Lake Matheson Sunset
Lake Matheson, New Zealand, NZ, West Coast, Sunrise
Perfect Reflections at Lake Matheson


NUMBER 2 - MIRROR LAKES AND TARNS AT MT COOK
Aoraki/Mt Cook National Park has got countless reflection opportunities. Way too many for me to list here, and many I have yet to experience. Lots of these are easy to experience. Hooker Lake is one of NZ’s best day walks and on a still day the lake will reflect, but if not the small mountain tarn nearby is also a good option. Lake Tasman is often reflecting at morning and night and is a very easy short walk from the carpark. If you’re fit and don’t mind working hard for your reflection shots, Red Tarns and Sealy Tarns walks will reward you both with small, reflecting tarns, but also some of the best views over Aoraki/Mt Cook National Park.

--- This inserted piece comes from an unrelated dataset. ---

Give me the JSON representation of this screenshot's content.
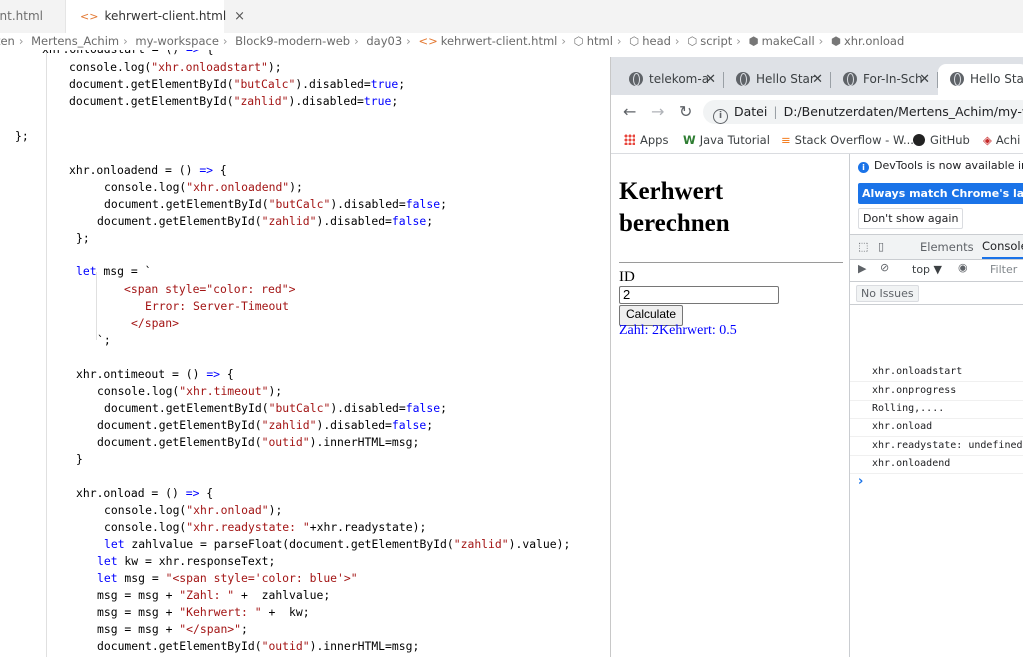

Hooker Lake, Aoraki, Mt Cook, New Zealand, NZ, Sunset
Sunset at Hooker Lake
Aoraki, Mt Cook, New Zealand, NZ, Sunrise, Tasman Lake
Tasman Lake Sunrise
Aoraki, Mt Cook, New Zealand, NZ, Sunset
Mountain Tarn Reflections
Aoraki, Mt Cook, New Zealand, NZ, Sunset, Sealy Tarns
Sunset at Sealy Tarns


NUMBER 1 - TWIZEL: LAKE RUATANIWHA AND KELLANDS POND
My most favourite reflections spot so far would have to be in the Twizel area. Lots of amazing reflection opportunities close to the highway. Lake Ruataniwha and Kellands Pond are the easiest of several opportunities in Twizel (the Pukaki-Tekapo canals, Lake Merino and Loch Cameron also being pretty great). I have had lots of chances to photograph these beauties and the reflections on a still day are wonderful.


Lake Ruataniwha, Winter, Twizel, New Zealand, NZ
Lake Ruataniwha
Lake Ruataniwha, Winter, Twizel, New Zealand, NZ
Twizel Hoar Frost
Lake Ruataniwha, Winter, Twizel, New Zealand, NZ, Autumn
Autumn on Kellands Pond
Lake Ruataniwha, Winter, Twizel, New Zealand, NZ
Winter Colours at Lake Ruataniwha
Lake Ruataniwha, Winter, Twizel, New Zealand, NZ


Hope you enjoyed the list! Feel free to share your favourites or any places you think I might have missed!

Cheers, 
Laurie